A resounding majority of voters think Winston Peters' joke that "two Wongs don't make a right" was just harmless fun, according to the latest Herald-Digipoll.
Just under a third of those polled found the comment offensive and racist.
The New Zealand First leader made the joke at the party's campaign launch in Auckland just over two weeks ago.
He was speaking to the audience about how National defended the sale of land to foreign buyers by saying that Labour had done the same when it was in Government.
"As they say in Beijing, two Wongs don't make a right," he said, which brought resounding laughter from the floor.
The joke drew the ire of Chinese group representatives, as well as Race Relations Commissioner Susan Devoy, who called it "outdated rhetoric".
The fallout dominated media coverage of the campaign launch, overshadowing the policy announcement of a KiwiSaver account and a $1000 Government kick-start for every newborn baby.
In the survey, 57 per cent of those polled said the joke was a harmless bit of fun that people should not get fussed about.
Just under a third - 32.7 per cent - said it was offensive and racist, while just over 10 per cent did not have a view or did not give an answer.
Mr Peters may have simply been playing to his core constituents; broken down into age groups, almost 70 per cent of those aged 65 and over had no issue with the joke, while only 22 per cent found it offensive.
Those who were younger, female and Auckland-based were more likely to be offended.
In the aftermath, Mr Peters lashed out at media questioning the comment: "What we don't need is a few journalists who decide that they're going to be the Nazi politically-correct police of this country. No one cares about that.
"The fact is the Chinese have got a great sense of humour."
But Dame Susan was not impressed.
"Politicians making fun of an entire race of people isn't new, but it's disappointing and shameful New Zealand political leaders are still doing it in 2014.
"Winston Peters needs to know he's not funny. His outdated rhetoric belongs in New Zealand's past: it has no place in New Zealand's future."

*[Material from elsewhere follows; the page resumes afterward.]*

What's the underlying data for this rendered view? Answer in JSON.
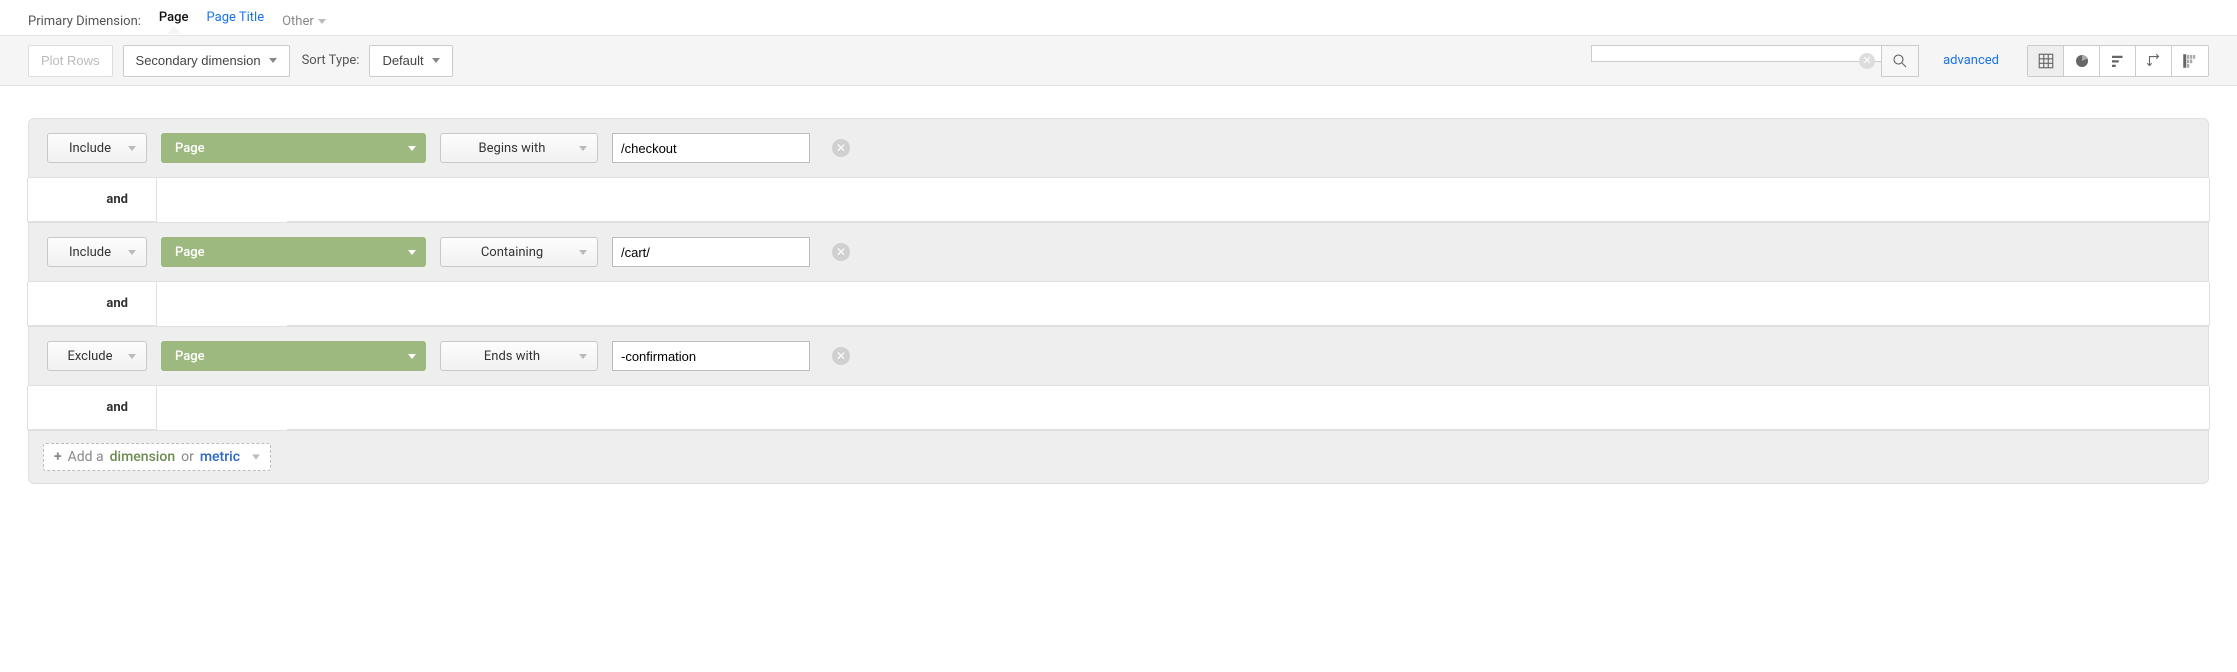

The survey was taken between August 14 and 20. The sample size was 750, with a 3.6 per cent margin of error.